Tirsuli West (7,035m) remains unclimbed. Most peaks on the west side of the glacier have been climbed from the Uttar Rishi Glacier, in the Nanda Devi Sanctuary, but have not been attempted from the Milam, from where they have difficult and dangerous approaches. On the east side lie several unclimbed 6,000ers such as Nanda Gond (6,315m), Chalab (6,160m), and Kholi (6,114m). These look less difficult, but are connected by sharp ridges with many subsidiary summits.
We wanted to acclimatize and gain more information on Hardeol, so for our first climb we decided on Ikualari. We established our first camp at 4,600m on the upper glacier and our second at 5,200m on the southwest ridge. On October 3 we reached the summit in only three hours climbing from this camp, in sunny, cold, windy weather. The only previous ascent of this peak was made in 1968 by a team from Mumbai University. We repeated their route.
A few days later Golob went home, due to ill health, while we remaining three started up the southwest ridge of Nital Thaur, directly east of base camp. There were no difficult or dangerous glaciers barring access, as with other nearby mountains, and the ridge had no seracs. It seemed a good choice for a second acclimatization ascent before tackling Hardeol. There was one previously recorded attempt; on the south ridge in 1974. We made our first bivouac at 5,400m, joined the west ridge at 5,700m, and made a second bivouac at 5,900m. We reached the top on the 10th, grading our route D (UIAA III 60°).
At 5,300m we found old fixed rope and two pitons. The rock was so poor that we pulled both pegs out by hand. Our descent followed the west ridge at first, and then the snowy southwest face, which did not exceed 60°. Ours was probably the first ascent of the mountain.
On the 14th we cached gear on the approach to Hardeol’s south face and returned to base camp for a rest. Karel didn’t feel strong enough to make an attempt, so on the 16th Boris and I regained our cache and climbed an exposed gully and ramp east of the ice fall, reaching the glacier plateau beneath Hardeol at 5,300m. In late afternoon we gained the south ridge of Hardeol and bivouacked at 5,800m. From here the rock quality on the ridge looked poor, and there was very little ice on the southeast and southwest faces. Next day we attempted to climb the southwest flank of the ridge, but after 200m retreated due to the constant fall of rock and ice. We returned to the ridge, which was sheltered from objective danger, but the rock was poor, and the ridge looked desperately steep higher up. We spent another night at our previous bivouac spot and the next morning made one rappel, then reversed our dangerous approach route.

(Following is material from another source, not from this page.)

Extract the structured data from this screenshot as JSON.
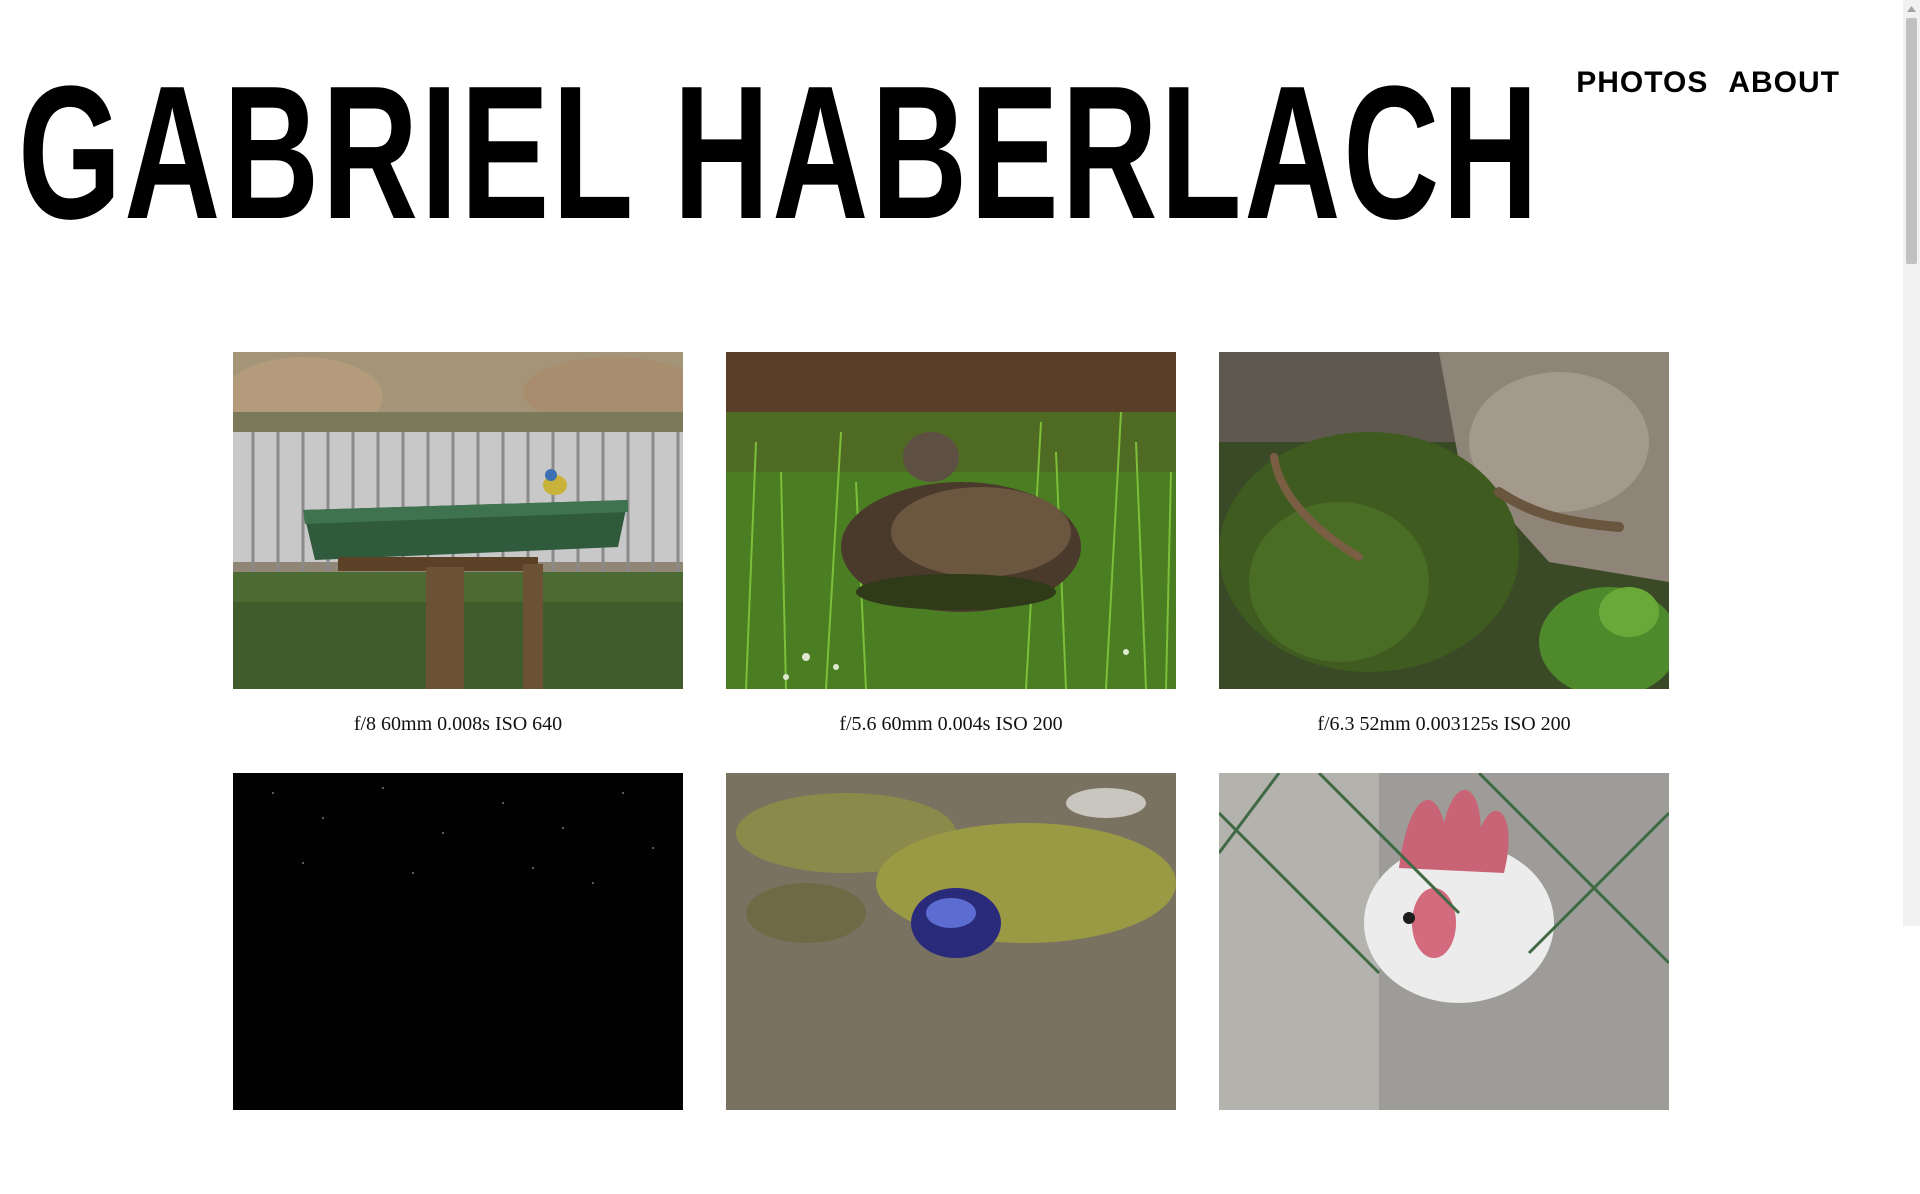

This little explored area offers many interesting objectives, but we would recommend parties think about coming pre-monsoon. Although we had good weather and much sunshine, the walls were dry and composed of terribly rotten rock. May, or possibly April, when there is more snow and ice, would be better months to climb here.
Editor’s note: The south side of Hardeol was first attempted in 1974 by an Indian-New Zealand female expedition that gave up at 5,450m due to avalanche danger. An Indo-Tibet Border Police expedition made the first ascent in 1978. They also approached up the Milam Glacier, but then climbed to above 6,500m on the ridge coming down from Tirsuli, before heading for a high col at the foot of Hardeol’s northeast ridge, which they followed to the summit over a subsidiary ca 6,850m summit. In 1991 a team from the Border Security Force made the second and only other ascent, likely via the same route.